Elon Musk has made an agreement with the Securities and Exchange Commission after he had a dispute over his bad tweets, and what he can say about this platform after being accused to have violated the terms of an earlier agreement. It looks like Musk (really) needs to clarify some of his Tesla tweets with a lawyer.
The agreement reached between Musk and the agency was filed in federal court in Manhattan and must be approved next US District Judge Alison Nathan. The agreement was reached after Nathan basically ordered the two to find out after the SEC demanded that the judge should despise Musk for a February tweet.
The problematic tweet in question related to Tesla's production figures and appeared to contradict the figures presented in an earlier letter to the company's shareholders. While Musk corrected the seemingly mislabeled production number in his original tweet hours later, the SEC told the court that Musk "did not apply for or receive prior approval before publishing this tweet, which was inaccurate and inaccurate to more than 24 million people."

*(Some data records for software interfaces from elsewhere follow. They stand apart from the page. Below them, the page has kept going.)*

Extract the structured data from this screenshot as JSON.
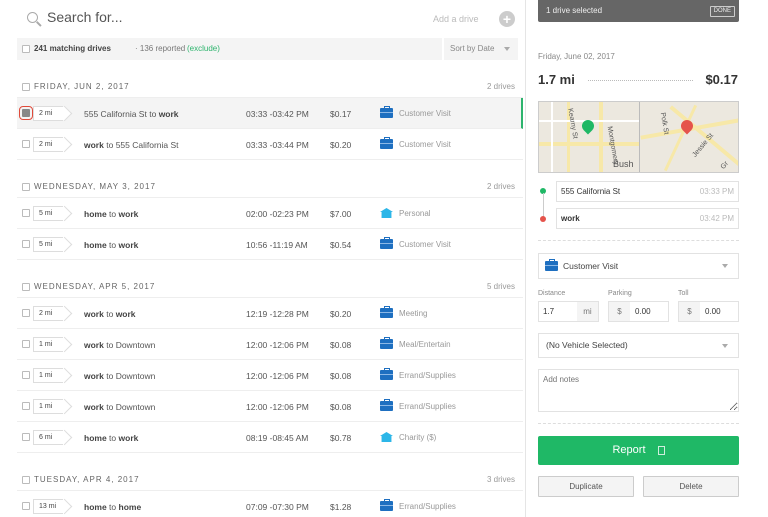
{
  "search": {
    "placeholder": "Search for...",
    "add_label": "Add a drive",
    "add_icon": "+"
  },
  "filter": {
    "count": "241 matching drives",
    "meta": "· 136 reported",
    "exclude": "(exclude)",
    "sort": "Sort by Date"
  },
  "groups": [
    {
      "date": "FRIDAY, JUN 2, 2017",
      "count": "2 drives",
      "rows": [
        {
          "miles": "2 mi",
          "from": "555 California St",
          "from_bold": false,
          "sep": "to",
          "to": "work",
          "to_bold": true,
          "time": "03:33 -03:42 PM",
          "cost": "$0.17",
          "icon": "briefcase",
          "category": "Customer Visit",
          "selected": true
        },
        {
          "miles": "2 mi",
          "from": "work",
          "from_bold": true,
          "sep": "to",
          "to": "555 California St",
          "to_bold": false,
          "time": "03:33 -03:44 PM",
          "cost": "$0.20",
          "icon": "briefcase",
          "category": "Customer Visit"
        }
      ]
    },
    {
      "date": "WEDNESDAY, MAY 3, 2017",
      "count": "2 drives",
      "rows": [
        {
          "miles": "5 mi",
          "from": "home",
          "from_bold": true,
          "sep": "to",
          "to": "work",
          "to_bold": true,
          "time": "02:00 -02:23 PM",
          "cost": "$7.00",
          "icon": "home",
          "category": "Personal"
        },
        {
          "miles": "5 mi",
          "from": "home",
          "from_bold": true,
          "sep": "to",
          "to": "work",
          "to_bold": true,
          "time": "10:56 -11:19 AM",
          "cost": "$0.54",
          "icon": "briefcase",
          "category": "Customer Visit"
        }
      ]
    },
    {
      "date": "WEDNESDAY, APR 5, 2017",
      "count": "5 drives",
      "rows": [
        {
          "miles": "2 mi",
          "from": "work",
          "from_bold": true,
          "sep": "to",
          "to": "work",
          "to_bold": true,
          "time": "12:19 -12:28 PM",
          "cost": "$0.20",
          "icon": "briefcase",
          "category": "Meeting"
        },
        {
          "miles": "1 mi",
          "from": "work",
          "from_bold": true,
          "sep": "to",
          "to": "Downtown",
          "to_bold": false,
          "time": "12:00 -12:06 PM",
          "cost": "$0.08",
          "icon": "briefcase",
          "category": "Meal/Entertain"
        },
        {
          "miles": "1 mi",
          "from": "work",
          "from_bold": true,
          "sep": "to",
          "to": "Downtown",
          "to_bold": false,
          "time": "12:00 -12:06 PM",
          "cost": "$0.08",
          "icon": "briefcase",
          "category": "Errand/Supplies"
        },
        {
          "miles": "1 mi",
          "from": "work",
          "from_bold": true,
          "sep": "to",
          "to": "Downtown",
          "to_bold": false,
          "time": "12:00 -12:06 PM",
          "cost": "$0.08",
          "icon": "briefcase",
          "category": "Errand/Supplies"
        },
        {
          "miles": "6 mi",
          "from": "home",
          "from_bold": true,
          "sep": "to",
          "to": "work",
          "to_bold": true,
          "time": "08:19 -08:45 AM",
          "cost": "$0.78",
          "icon": "home",
          "category": "Charity ($)"
        }
      ]
    },
    {
      "date": "TUESDAY, APR 4, 2017",
      "count": "3 drives",
      "rows": [
        {
          "miles": "13 mi",
          "from": "home",
          "from_bold": true,
          "sep": "to",
          "to": "home",
          "to_bold": true,
          "time": "07:09 -07:30 PM",
          "cost": "$1.28",
          "icon": "briefcase",
          "category": "Errand/Supplies"
        }
      ]
    }
  ],
  "detail": {
    "selection": "1 drive selected",
    "done": "DONE",
    "date": "Friday, June 02, 2017",
    "distance": "1.7 mi",
    "amount": "$0.17",
    "map_labels": [
      "Kearny St",
      "Montgomery",
      "Bush",
      "Polk St",
      "Jessie St",
      "Gr"
    ],
    "start": {
      "place": "555 California St",
      "time": "03:33 PM"
    },
    "end": {
      "place": "work",
      "time": "03:42 PM"
    },
    "category": "Customer Visit",
    "distance_label": "Distance",
    "distance_value": "1.7",
    "distance_unit": "mi",
    "parking_label": "Parking",
    "parking_currency": "$",
    "parking_value": "0.00",
    "toll_label": "Toll",
    "toll_currency": "$",
    "toll_value": "0.00",
    "vehicle": "(No Vehicle Selected)",
    "notes_placeholder": "Add notes",
    "report": "Report",
    "duplicate": "Duplicate",
    "delete": "Delete"
  },
  "colors": {
    "accent": "#1fb866",
    "business": "#1e6fc0",
    "personal": "#2cb6e8",
    "start_pin": "#1fb866",
    "end_pin": "#e5534b"
  }
}
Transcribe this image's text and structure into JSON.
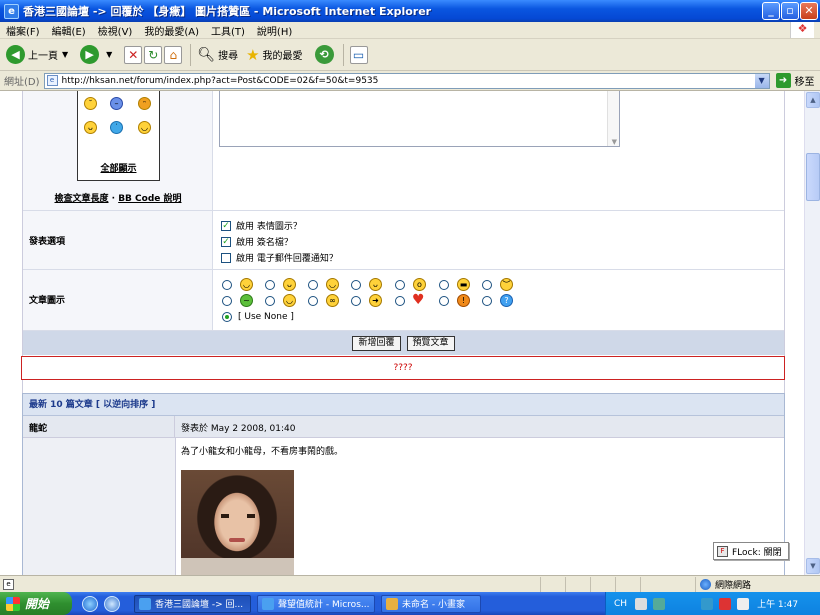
{
  "window": {
    "title": "香港三國論壇 -> 回覆於 【身癥】 圖片搭贊區 - Microsoft Internet Explorer",
    "icon": "ie-page-icon"
  },
  "menu": [
    "檔案(F)",
    "編輯(E)",
    "檢視(V)",
    "我的最愛(A)",
    "工具(T)",
    "說明(H)"
  ],
  "toolbar": {
    "back_label": "上一頁",
    "search_label": "搜尋",
    "favorites_label": "我的最愛"
  },
  "address": {
    "label": "網址(D)",
    "url": "http://hksan.net/forum/index.php?act=Post&CODE=02&f=50&t=9535",
    "go_label": "移至"
  },
  "emoticons": {
    "show_all": "全部顯示",
    "check_length": "檢查文章長度",
    "bbcode_help": "BB Code 說明"
  },
  "post_options": {
    "label": "發表選項",
    "items": [
      {
        "label": "啟用 表情圖示？",
        "checked": true
      },
      {
        "label": "啟用 簽名檔？",
        "checked": true
      },
      {
        "label": "啟用 電子郵件回覆通知？",
        "checked": false
      }
    ]
  },
  "post_icon": {
    "label": "文章圖示",
    "use_none": "[ Use None ]"
  },
  "buttons": {
    "submit": "新增回覆",
    "preview": "預覽文章"
  },
  "error_text": "????",
  "latest": {
    "header": "最新 10 篇文章 [ 以逆向排序 ]",
    "author": "龍蛇",
    "posted": "發表於 May 2 2008, 01:40",
    "message": "為了小龍女和小龍母，不看房事鬧的戲。"
  },
  "flock": {
    "label": "FLock: 關閉"
  },
  "status": {
    "zone": "網際網路"
  },
  "taskbar": {
    "start": "開始",
    "tasks": [
      {
        "label": "香港三國論壇 -> 回...",
        "active": true
      },
      {
        "label": "聲望值統計 - Micros...",
        "active": false
      },
      {
        "label": "未命名 - 小畫家",
        "active": false
      }
    ],
    "lang": "CH",
    "clock": "上午 1:47"
  },
  "colors": {
    "titlebar": "#0548d4",
    "accent_header": "#1c3a8c",
    "error_border": "#cc2222"
  }
}
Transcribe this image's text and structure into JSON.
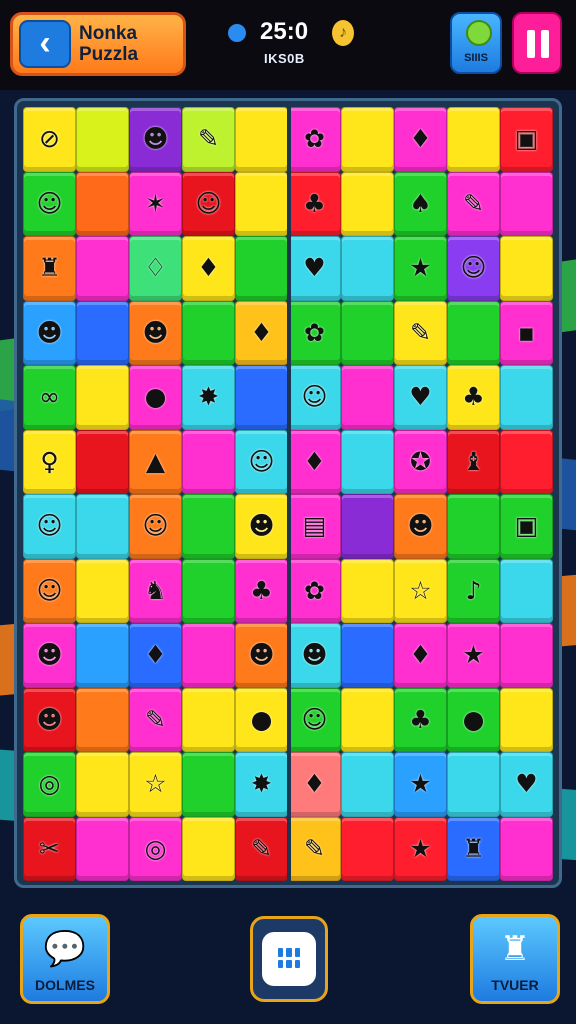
{
  "header": {
    "title": "Nonka Puzzla",
    "back_icon": "chevron-left-icon",
    "score": "25:0",
    "score_sub": "IKS0B",
    "coin_icon": "coin-icon",
    "sub_button_label": "SIIIS",
    "pause_icon": "pause-icon"
  },
  "board": {
    "rows": [
      [
        "#ffe61a",
        "#d9f21c",
        "#8a2cd6",
        "#bff22e",
        "#ffe61a",
        "#ff2fd0",
        "#ffe61a",
        "#ff2fd0",
        "#ffe61a",
        "#ff1e2e"
      ],
      [
        "#1fd12a",
        "#ff6a1a",
        "#ff2fd0",
        "#e8141e",
        "#ffe61a",
        "#ff1e2e",
        "#ffe61a",
        "#1fd12a",
        "#ff2fd0",
        "#ff2fd0"
      ],
      [
        "#ff7a1a",
        "#ff2fd0",
        "#3ee07a",
        "#ffe61a",
        "#1fd12a",
        "#3ad8ea",
        "#3ad8ea",
        "#1fd12a",
        "#8a3cf0",
        "#ffe61a"
      ],
      [
        "#2aa0ff",
        "#2a6cff",
        "#ff7a1a",
        "#1fd12a",
        "#ffc21a",
        "#1fd12a",
        "#1fd12a",
        "#ffe61a",
        "#1fd12a",
        "#ff2fd0"
      ],
      [
        "#1fd12a",
        "#ffe61a",
        "#ff2fd0",
        "#3ad8ea",
        "#2a6cff",
        "#3ad8ea",
        "#ff2fd0",
        "#3ad8ea",
        "#ffe61a",
        "#3ad8ea"
      ],
      [
        "#ffe61a",
        "#e8141e",
        "#ff7a1a",
        "#ff2fd0",
        "#3ad8ea",
        "#ff2fd0",
        "#3ad8ea",
        "#ff2fd0",
        "#e8141e",
        "#ff1e2e"
      ],
      [
        "#3ad8ea",
        "#3ad8ea",
        "#ff7a1a",
        "#1fd12a",
        "#ffe61a",
        "#ff2fd0",
        "#8a2cd6",
        "#ff7a1a",
        "#1fd12a",
        "#1fd12a"
      ],
      [
        "#ff7a1a",
        "#ffe61a",
        "#ff2fd0",
        "#1fd12a",
        "#ff2fd0",
        "#ff2fd0",
        "#ffe61a",
        "#ffe61a",
        "#1fd12a",
        "#3ad8ea"
      ],
      [
        "#ff2fd0",
        "#2aa0ff",
        "#2a6cff",
        "#ff2fd0",
        "#ff7a1a",
        "#3ad8ea",
        "#2a6cff",
        "#ff2fd0",
        "#ff2fd0",
        "#ff2fd0"
      ],
      [
        "#e8141e",
        "#ff7a1a",
        "#ff2fd0",
        "#ffe61a",
        "#ffe61a",
        "#1fd12a",
        "#ffe61a",
        "#1fd12a",
        "#1fd12a",
        "#ffe61a"
      ],
      [
        "#1fd12a",
        "#ffe61a",
        "#ffe61a",
        "#1fd12a",
        "#3ad8ea",
        "#ff7a7a",
        "#3ad8ea",
        "#2aa0ff",
        "#3ad8ea",
        "#3ad8ea"
      ],
      [
        "#e8141e",
        "#ff2fd0",
        "#ff2fd0",
        "#ffe61a",
        "#e8141e",
        "#ffc21a",
        "#ff1e2e",
        "#ff1e2e",
        "#2a6cff",
        "#ff2fd0"
      ]
    ],
    "icons": [
      [
        "⊘",
        "",
        "☻",
        "✎",
        "",
        "✿",
        "",
        "♦",
        "",
        "▣"
      ],
      [
        "☺",
        "",
        "✶",
        "☺",
        "",
        "♣",
        "",
        "♠",
        "✎",
        ""
      ],
      [
        "♜",
        "",
        "♢",
        "♦",
        "",
        "♥",
        "",
        "★",
        "☺",
        ""
      ],
      [
        "☻",
        "",
        "☻",
        "",
        "♦",
        "✿",
        "",
        "✎",
        "",
        "▪"
      ],
      [
        "∞",
        "",
        "●",
        "✸",
        "",
        "☺",
        "",
        "♥",
        "♣",
        ""
      ],
      [
        "♀",
        "",
        "▲",
        "",
        "☺",
        "♦",
        "",
        "✪",
        "♝",
        ""
      ],
      [
        "☺",
        "",
        "☺",
        "",
        "☻",
        "▤",
        "",
        "☻",
        "",
        "▣"
      ],
      [
        "☺",
        "",
        "♞",
        "",
        "♣",
        "✿",
        "",
        "☆",
        "♪",
        ""
      ],
      [
        "☻",
        "",
        "♦",
        "",
        "☻",
        "☻",
        "",
        "♦",
        "★",
        ""
      ],
      [
        "☻",
        "",
        "✎",
        "",
        "●",
        "☺",
        "",
        "♣",
        "●",
        ""
      ],
      [
        "◎",
        "",
        "☆",
        "",
        "✸",
        "♦",
        "",
        "★",
        "",
        "♥"
      ],
      [
        "✂",
        "",
        "◎",
        "",
        "✎",
        "✎",
        "",
        "★",
        "♜",
        ""
      ]
    ]
  },
  "bottom": {
    "left_label": "DOLMES",
    "left_icon": "chat-bubble-icon",
    "center_icon": "grid-menu-icon",
    "right_label": "TVUER",
    "right_icon": "castle-icon"
  },
  "colors": {
    "accent_orange": "#ff7a1a",
    "accent_blue": "#1e7be0",
    "accent_pink": "#ff1e9a",
    "board_bg": "#1b3550"
  }
}
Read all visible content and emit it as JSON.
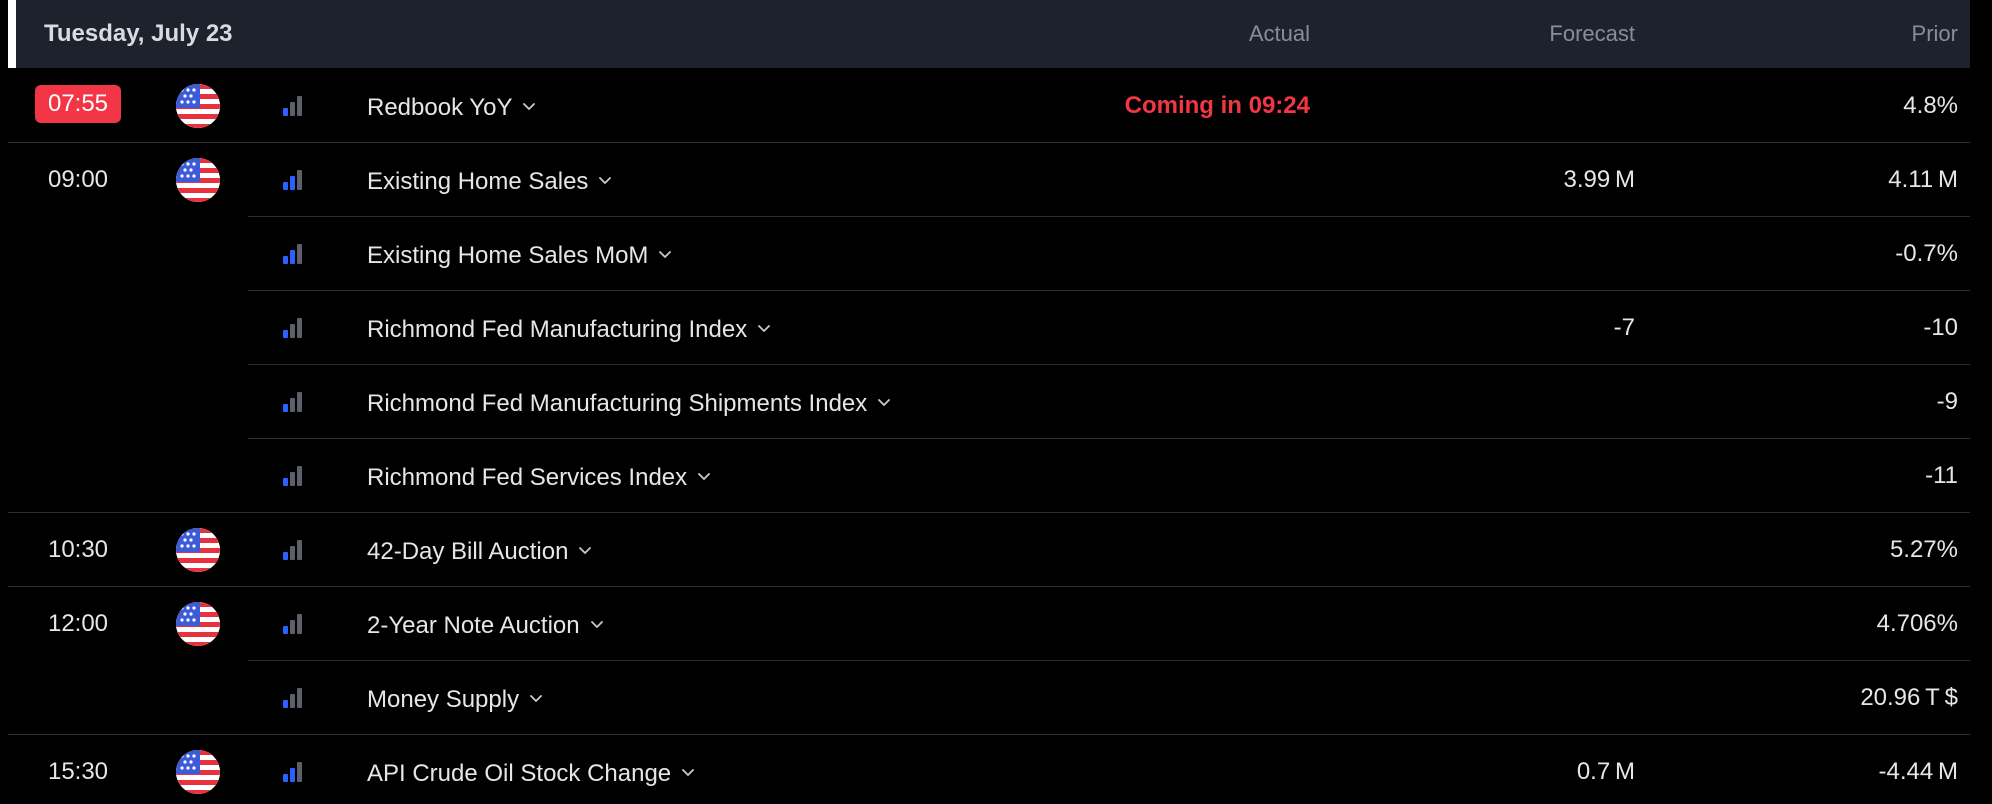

The agency considered the tweet of Musk as a violation of the agreement he had over the past year with the Tesla CEO over his now-infamous "420-Tweet" had achieved the privatization of the company. The settlement required Musk to receive approval for some of his statements about Tesla's activities in addition to paying a $ 20 million fine and resigning Tesla's CEO.
According to the New York Times, one of Musk's lawyers, John Hueston, at a hearing this month, said that ambiguity about restrictions on Musk's tweets created a "bleak policy." But whether or not there was a question of exactly what these terms meant should not exist now.
This week's subscribers must obtain "prior written approval from an experienced security attorney (up to 19459031)" of any written notices relating to financial statements, statements, transactions, legal decisions, forecasts, estimates, or otherwise. such as the Company or the majority of independent directors, may request that they consider that communication on such additional matters is prior to approval of the interests of the Company's shareholders. "
Yes, we'll see about it.